But it will mean a life cut off from the ones he loves, and abandoning Dea. It’s in this scene where Gwynplaine’s protest should immediately resonate with anybody familiar with the Joker’s long history as an outsider—a villain who isn’t in the game for anything as mundane as ill-gotten wealth or self-aggrandizement, but for sheer spite against the very concept of order itself. Through his unnatural grin, he rails against the injustices that men have heaped upon him and asserts that he’s his own man. He rejects the crown, his birthright, and the upside-down order that will, again, force him to be a freak on display.
What follows is a rousing bit of swashbuckling, as Gwynplaine evades his captors and, at the last, reunites with his lover and surrogate family as they flee England. If you want to know how this differs from the novel, remember that Victor Hugo wrote it.

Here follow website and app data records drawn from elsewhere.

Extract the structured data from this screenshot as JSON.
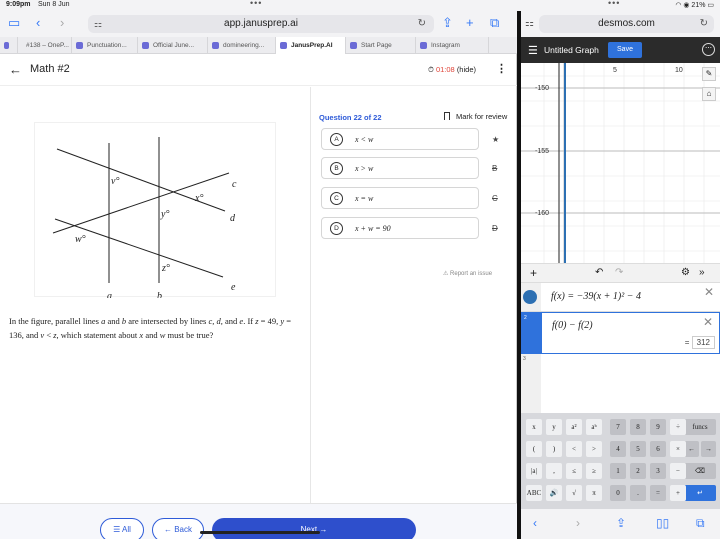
{
  "status": {
    "time": "9:09pm",
    "date": "Sun 8 Jun",
    "battery": "21%"
  },
  "left": {
    "url": "app.janusprep.ai",
    "tabs": [
      {
        "label": "",
        "w": 18
      },
      {
        "label": "#138 – OneP...",
        "w": 54
      },
      {
        "label": "Punctuation...",
        "w": 66
      },
      {
        "label": "Official June...",
        "w": 70
      },
      {
        "label": "domineering...",
        "w": 68
      },
      {
        "label": "JanusPrep.AI",
        "w": 70,
        "active": true
      },
      {
        "label": "Start Page",
        "w": 70
      },
      {
        "label": "Instagram",
        "w": 73
      }
    ],
    "header": {
      "title": "Math #2",
      "timer": "01:08",
      "hide": "(hide)"
    },
    "question": {
      "number": "Question 22 of 22",
      "mark": "Mark for review",
      "text_parts": [
        "In the figure, parallel lines ",
        "a",
        " and ",
        "b",
        " are intersected by lines ",
        "c",
        ", ",
        "d",
        ", and ",
        "e",
        ". If ",
        "z",
        " = 49, ",
        "y",
        " = 136, and ",
        "v",
        " < ",
        "z",
        ", which statement about ",
        "x",
        " and ",
        "w",
        " must be true?"
      ],
      "choices": [
        {
          "letter": "A",
          "text": "x < w",
          "strike": "★"
        },
        {
          "letter": "B",
          "text": "x > w",
          "strike": "B"
        },
        {
          "letter": "C",
          "text": "x = w",
          "strike": "C"
        },
        {
          "letter": "D",
          "text": "x + w = 90",
          "strike": "D"
        }
      ],
      "report": "Report an issue"
    },
    "figure": {
      "labels": [
        "v°",
        "x°",
        "y°",
        "w°",
        "z°",
        "c",
        "d",
        "e",
        "a",
        "b"
      ]
    },
    "buttons": {
      "all": "All",
      "back": "Back",
      "next": "Next"
    }
  },
  "right": {
    "url": "desmos.com",
    "title": "Untitled Graph",
    "save": "Save",
    "axis": {
      "x_ticks": [
        "5",
        "10"
      ],
      "y_ticks": [
        "-150",
        "-155",
        "-160"
      ]
    },
    "expressions": [
      {
        "num": "1",
        "text": "f(x) = −39(x + 1)² − 4"
      },
      {
        "num": "2",
        "text": "f(0) − f(2)",
        "result": "312"
      },
      {
        "num": "3",
        "text": ""
      }
    ],
    "keys": [
      [
        "x",
        "y",
        "a²",
        "aᵇ",
        "7",
        "8",
        "9",
        "÷"
      ],
      [
        "(",
        ")",
        "<",
        ">",
        "4",
        "5",
        "6",
        "×"
      ],
      [
        "|a|",
        ",",
        "≤",
        "≥",
        "1",
        "2",
        "3",
        "−"
      ],
      [
        "ABC",
        "🔊",
        "√",
        "π",
        "0",
        ".",
        "=",
        "+"
      ]
    ],
    "funcs": "funcs"
  }
}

It was about 12 years after this film premiered that Bob Kane, Bill Finger and Jerry Robinson would collaborate on essentially cribbing Conrad Veidt’s horrible grimace to become the visage of the Joker, though they would disagree on the matter of which among them did exactly what in the years to come. Made in the brief period when Veidt lived in the United States making Hollywood movies before returning to Germany in the ’30s, you can’t help but wonder how he felt at seeing his own country’s government fall to the Nazis and watch his wife become a targeted minority and himself be named an enemy of the Reich.
That, ultimately, is one reason why the Joker and Gwynplaine still fascinate, decades after the characters came onto the scene, and it’s one reason everybody’s got that one married couple who unironically cosplay Joker and Harley at every con. The core of the character isn’t the grotesque grin or the vicious murder. It’s the fact that he’s taken what’s been done to him and rejected the order that allowed it to happen. Gwynplaine chose love and devotion. Unfortunately for the citizens of Gotham, that character’s shadowy reflection chose murder and mayhem.
Kenneth Lowe just wants to watch the world burn. He works in media relations for state government in Illinois and his writing has appeared in Colombia Reports, Illinois Issues Magazine and the St. Louis Post-Dispatch. Read more of his writing at his blog or follow him on Twitter.